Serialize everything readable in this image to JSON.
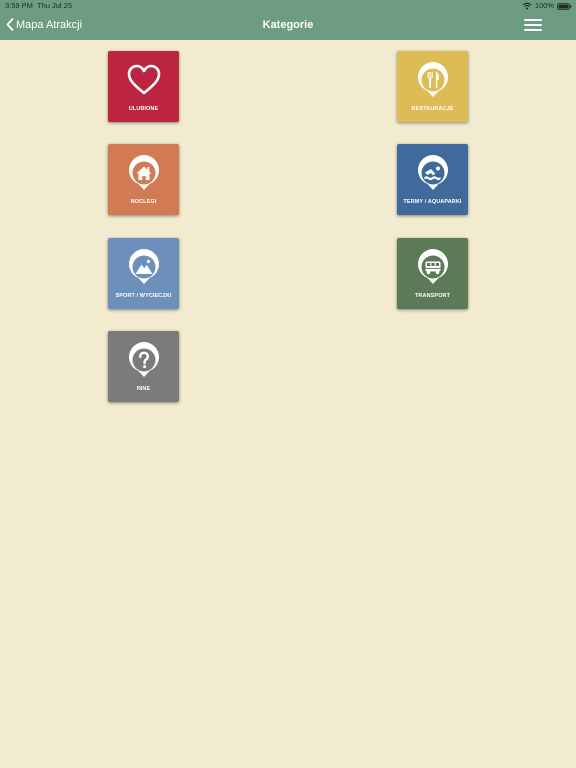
{
  "status_bar": {
    "time": "3:59 PM",
    "date": "Thu Jul 25",
    "battery": "100%"
  },
  "nav": {
    "back_label": "Mapa Atrakcji",
    "title": "Kategorie"
  },
  "categories": [
    {
      "label": "ULUBIONE",
      "icon": "heart-icon",
      "color": "#bd2440"
    },
    {
      "label": "RESTAURACJE",
      "icon": "fork-knife-icon",
      "color": "#ddbc55"
    },
    {
      "label": "NOCLEGI",
      "icon": "house-icon",
      "color": "#d27a54"
    },
    {
      "label": "TERMY / AQUAPARKI",
      "icon": "swimmer-icon",
      "color": "#3f6a9b"
    },
    {
      "label": "SPORT / WYCIECZKI",
      "icon": "mountain-icon",
      "color": "#6d8fbc"
    },
    {
      "label": "TRANSPORT",
      "icon": "bus-icon",
      "color": "#5c7958"
    },
    {
      "label": "INNE",
      "icon": "question-icon",
      "color": "#7b7b7b"
    }
  ],
  "colors": {
    "nav_background": "#6e9c83",
    "page_background": "#f2ebd0"
  }
}
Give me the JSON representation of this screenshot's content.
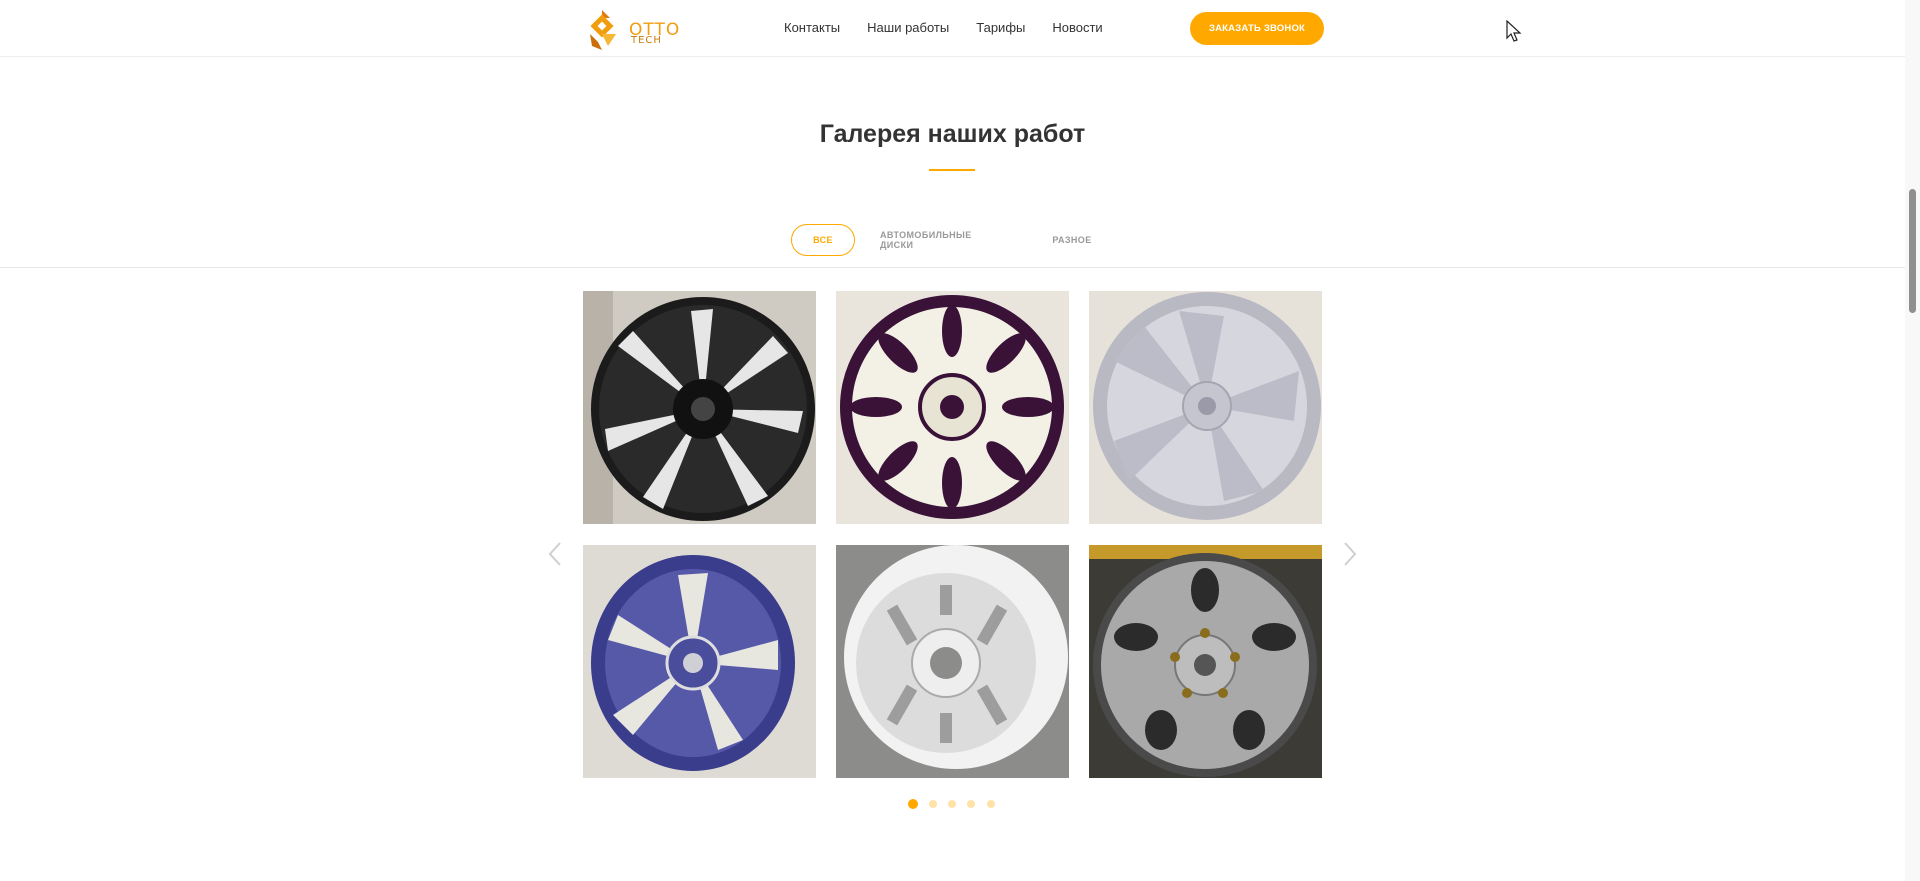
{
  "header": {
    "logo": {
      "text_top": "OTTO",
      "text_bottom": "TECH",
      "accent_color": "#f29d0e"
    },
    "nav": [
      {
        "label": "Контакты"
      },
      {
        "label": "Наши работы"
      },
      {
        "label": "Тарифы"
      },
      {
        "label": "Новости"
      }
    ],
    "call_button": "ЗАКАЗАТЬ ЗВОНОК"
  },
  "gallery": {
    "title": "Галерея наших работ",
    "filters": [
      {
        "label": "ВСЕ",
        "active": true
      },
      {
        "label": "АВТОМОБИЛЬНЫЕ ДИСКИ",
        "active": false
      },
      {
        "label": "РАЗНОЕ",
        "active": false
      }
    ],
    "items": [
      {
        "icon": "wheel-black-silver"
      },
      {
        "icon": "wheel-purple-white"
      },
      {
        "icon": "wheel-grey-primer"
      },
      {
        "icon": "wheel-purple-silver"
      },
      {
        "icon": "wheel-white-steel"
      },
      {
        "icon": "wheel-silver-chrome"
      }
    ],
    "pagination": {
      "pages": 5,
      "current": 1
    }
  },
  "colors": {
    "accent": "#ffa800",
    "text": "#333333",
    "muted": "#999999"
  }
}
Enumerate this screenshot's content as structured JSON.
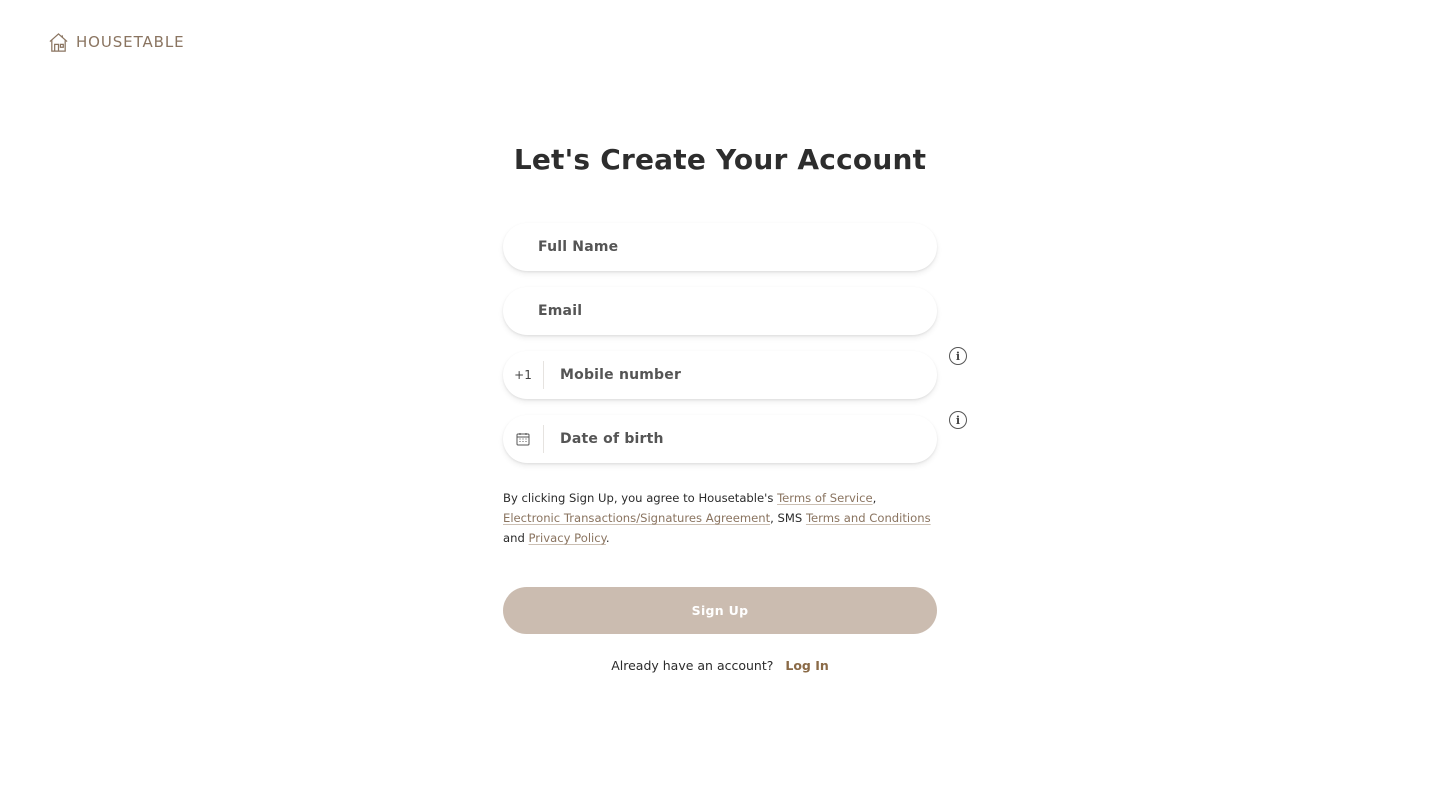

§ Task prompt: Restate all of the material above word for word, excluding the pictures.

§ Reply:
Serialize everything readable in this image to JSON.
{
  "status_bar": {
    "time": "3:59 PM",
    "date": "Thu Jul 25",
    "battery": "100%"
  },
  "nav": {
    "back_label": "Mapa Atrakcji",
    "title": "Kategorie"
  },
  "categories": [
    {
      "label": "ULUBIONE",
      "icon": "heart-icon",
      "color": "#bd2440"
    },
    {
      "label": "RESTAURACJE",
      "icon": "fork-knife-icon",
      "color": "#ddbc55"
    },
    {
      "label": "NOCLEGI",
      "icon": "house-icon",
      "color": "#d27a54"
    },
    {
      "label": "TERMY / AQUAPARKI",
      "icon": "swimmer-icon",
      "color": "#3f6a9b"
    },
    {
      "label": "SPORT / WYCIECZKI",
      "icon": "mountain-icon",
      "color": "#6d8fbc"
    },
    {
      "label": "TRANSPORT",
      "icon": "bus-icon",
      "color": "#5c7958"
    },
    {
      "label": "INNE",
      "icon": "question-icon",
      "color": "#7b7b7b"
    }
  ],
  "colors": {
    "nav_background": "#6e9c83",
    "page_background": "#f2ebd0"
  }
}
Give me the JSON representation of this screenshot's content.
{
  "header": {
    "logo": {
      "text_top": "OTTO",
      "text_bottom": "TECH",
      "accent_color": "#f29d0e"
    },
    "nav": [
      {
        "label": "Контакты"
      },
      {
        "label": "Наши работы"
      },
      {
        "label": "Тарифы"
      },
      {
        "label": "Новости"
      }
    ],
    "call_button": "ЗАКАЗАТЬ ЗВОНОК"
  },
  "gallery": {
    "title": "Галерея наших работ",
    "filters": [
      {
        "label": "ВСЕ",
        "active": true
      },
      {
        "label": "АВТОМОБИЛЬНЫЕ ДИСКИ",
        "active": false
      },
      {
        "label": "РАЗНОЕ",
        "active": false
      }
    ],
    "items": [
      {
        "icon": "wheel-black-silver"
      },
      {
        "icon": "wheel-purple-white"
      },
      {
        "icon": "wheel-grey-primer"
      },
      {
        "icon": "wheel-purple-silver"
      },
      {
        "icon": "wheel-white-steel"
      },
      {
        "icon": "wheel-silver-chrome"
      }
    ],
    "pagination": {
      "pages": 5,
      "current": 1
    }
  },
  "colors": {
    "accent": "#ffa800",
    "text": "#333333",
    "muted": "#999999"
  }
}
Enumerate this screenshot's content as structured JSON.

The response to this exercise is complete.